Depending upon what break-action shotgun you are using, the disassembly may be different. Because I do not want you to damage your shotgun I must ask that you refer to your owners manual for disassembly. If you are unsure of where your manual is, do not fret. Most manuals for shotguns are on the manufacturers website in PDF form. Simply type the name of the model of your shotgun into Google followed by the word "manual." You should see a link for your manual in the search results. Click on the link and follow the instructions for disassembly. When you are done your gun should look like this.
Step 3: Locate Rod and Bristle
Find the rod and the bristle included in your shotgun cleaning kit. If you are unsure what these look like, refer to step 1. At the end of your rod there should be an adapter. Screw the bristle clockwise into the adapter until tight.
Step 4: Run Bristle Through Barrel
Now that you have attached the bristle to the rod, it is time to run the rod through the barrel. This is to clean out any hard residue that may have gotten stuck to the inside of the barrel. Place the muzzle of the barrel towards the ground, and hold the rod in the opposite hand. From the breech, stick the rod inside the barrel. Push the rod through to the end of the barrel. Then pull the rod back up towards you. Continue to push the rod back and forth through the barrel about ten times. If your break-action shotgun has two separate barrels, apply this step to both barrels.
Step 5: Remove Bristle From Rod
Unscrew the bristle from the adapter at the top of the rod, counterclockwise. Your rod should look like this, with nothing screwed in at the top.
Step 6: Attach Cotton Mop to Rod
Locate the cotton mop inside your shotgun cleaning kit. You want to attach the cotton mop to the adapter at the end of the rod, like you did in step 3 with the bristle. Screw the cotton mop into the adapter of the rod clockwise until tight.
Step 7: Apply Solvent to Patch
Locate your bottle of solvent, patches, and cotton swabs. Lay a single patch out on a table. Open the bottle of solvent. Now take a cotton swab and dip it into the bottle of solvent. Then apply solvent to patch. I usually dip the cotton swab into the solvent, then smear the solvent on a corner with the cotton swab. I then apply solvent in each corner of the patch until each corner is coated in solvent. Remember, a little solvent goes a long way. Only use enough solvent to dampen the patch.
Step 8: Place Wet Patch on Top of Barrel
Now that you have applied the solvent to the patch, it is now time to locate your barrel again. Place muzzle of barrel on the ground with the breech facing the sky. Now take the patch that you have applied the solvent to and rest it on top of the breech. The center of the patch should be covering the top of the barrel.
Step 9: Push Rod Through Barrel
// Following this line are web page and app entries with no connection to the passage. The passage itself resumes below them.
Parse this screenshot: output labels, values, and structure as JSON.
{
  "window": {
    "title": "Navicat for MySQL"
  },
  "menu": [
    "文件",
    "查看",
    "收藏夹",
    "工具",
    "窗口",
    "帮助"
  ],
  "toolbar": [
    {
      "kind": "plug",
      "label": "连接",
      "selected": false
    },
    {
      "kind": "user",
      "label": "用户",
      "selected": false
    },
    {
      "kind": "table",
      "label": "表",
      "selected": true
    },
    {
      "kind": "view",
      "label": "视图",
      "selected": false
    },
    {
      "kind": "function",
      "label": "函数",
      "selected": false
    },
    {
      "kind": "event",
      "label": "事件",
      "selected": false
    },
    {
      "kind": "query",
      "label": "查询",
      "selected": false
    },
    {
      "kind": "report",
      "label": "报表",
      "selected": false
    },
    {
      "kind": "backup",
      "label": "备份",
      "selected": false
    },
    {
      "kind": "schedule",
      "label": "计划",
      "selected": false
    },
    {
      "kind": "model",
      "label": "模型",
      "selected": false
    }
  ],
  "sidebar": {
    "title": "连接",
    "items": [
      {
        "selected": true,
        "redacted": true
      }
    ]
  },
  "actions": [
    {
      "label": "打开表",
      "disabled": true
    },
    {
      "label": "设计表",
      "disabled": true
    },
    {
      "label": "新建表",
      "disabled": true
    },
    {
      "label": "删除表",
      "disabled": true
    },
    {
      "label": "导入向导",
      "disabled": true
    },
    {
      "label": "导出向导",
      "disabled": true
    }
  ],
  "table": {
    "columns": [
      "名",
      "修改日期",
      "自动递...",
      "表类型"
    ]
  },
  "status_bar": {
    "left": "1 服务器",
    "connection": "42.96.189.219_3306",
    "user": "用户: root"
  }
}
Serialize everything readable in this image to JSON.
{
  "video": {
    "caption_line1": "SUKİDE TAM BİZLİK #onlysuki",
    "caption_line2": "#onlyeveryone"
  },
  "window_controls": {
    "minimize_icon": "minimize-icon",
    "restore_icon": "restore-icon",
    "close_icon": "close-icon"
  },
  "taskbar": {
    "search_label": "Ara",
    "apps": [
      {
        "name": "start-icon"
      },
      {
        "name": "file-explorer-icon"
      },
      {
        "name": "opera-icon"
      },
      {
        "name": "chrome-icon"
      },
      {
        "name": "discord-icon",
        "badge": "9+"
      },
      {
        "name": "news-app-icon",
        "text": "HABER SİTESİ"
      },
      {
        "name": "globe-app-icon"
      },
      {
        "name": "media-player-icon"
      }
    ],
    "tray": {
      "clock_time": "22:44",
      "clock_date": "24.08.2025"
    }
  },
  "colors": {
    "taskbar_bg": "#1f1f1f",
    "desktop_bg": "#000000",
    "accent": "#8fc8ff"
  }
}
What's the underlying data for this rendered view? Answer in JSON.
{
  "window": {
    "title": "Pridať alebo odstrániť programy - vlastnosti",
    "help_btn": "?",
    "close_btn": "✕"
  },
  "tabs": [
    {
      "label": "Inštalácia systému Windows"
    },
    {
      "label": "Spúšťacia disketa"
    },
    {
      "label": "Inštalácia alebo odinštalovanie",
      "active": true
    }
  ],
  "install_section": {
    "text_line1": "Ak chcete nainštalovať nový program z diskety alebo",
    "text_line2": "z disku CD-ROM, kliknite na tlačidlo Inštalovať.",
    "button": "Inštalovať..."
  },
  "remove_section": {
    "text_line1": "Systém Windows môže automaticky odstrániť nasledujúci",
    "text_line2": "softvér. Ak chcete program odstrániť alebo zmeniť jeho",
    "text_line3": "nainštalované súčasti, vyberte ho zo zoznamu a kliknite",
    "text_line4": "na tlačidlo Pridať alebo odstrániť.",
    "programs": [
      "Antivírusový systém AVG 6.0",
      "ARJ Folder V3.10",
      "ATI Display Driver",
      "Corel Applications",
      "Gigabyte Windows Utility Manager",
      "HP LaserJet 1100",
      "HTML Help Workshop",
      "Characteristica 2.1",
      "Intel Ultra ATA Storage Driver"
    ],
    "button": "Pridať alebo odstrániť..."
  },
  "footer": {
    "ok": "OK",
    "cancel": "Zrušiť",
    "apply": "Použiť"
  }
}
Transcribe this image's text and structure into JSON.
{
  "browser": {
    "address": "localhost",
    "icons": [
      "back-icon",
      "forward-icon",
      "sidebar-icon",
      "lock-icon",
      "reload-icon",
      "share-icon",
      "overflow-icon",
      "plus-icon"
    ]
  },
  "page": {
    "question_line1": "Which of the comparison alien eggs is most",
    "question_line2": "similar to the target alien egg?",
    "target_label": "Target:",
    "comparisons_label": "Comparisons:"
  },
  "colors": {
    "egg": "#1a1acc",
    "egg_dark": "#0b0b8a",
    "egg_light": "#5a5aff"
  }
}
Holding the barrel, take the rod with the attached cotton mop in the opposite hand. Place the top of the mop on top of the patch. The goal is to push the patch through the barrel with the cotton mop at the end. Push the rod into the patch at the top of the breech, the patch should fold around the cotton mop and into the barrel. It is important to keep the muzzle against the ground. You do not want to push the patch all the way through, just to the end. If the muzzle is against the ground it will prevent you from pushing the patch all the way through. Now that you have pushed the patch to the end, lift the rod and take the patch off. The patch should be dirty. Take a new patch, apply solvent, and repeat this process two or three more times. If your break-action shotgun has two barrels, apply this step to both barrels.
Step 10: Get a Dry Patch
After you have run through the barrel with wet patches you must dry the barrel. Grab a dry patch.
Step 11: Push Dry Patch Through Barrel
Like before you will place the patch directly on top of the barrel. Run the rod with the attached cotton mop through again, just like with the wet patches. This time you will only need to run it through once. If your break-action shotgun has two barrels, apply this step to both barrels.
Step 12: Use a Cloth to Wipe Down the Outside of the Barrel, Stock and Forearm.
Take a dry cloth and wipe down the stock and barrel. The goal is to wipe off any grease or fingerprints collected on your shotgun during the cleaning process.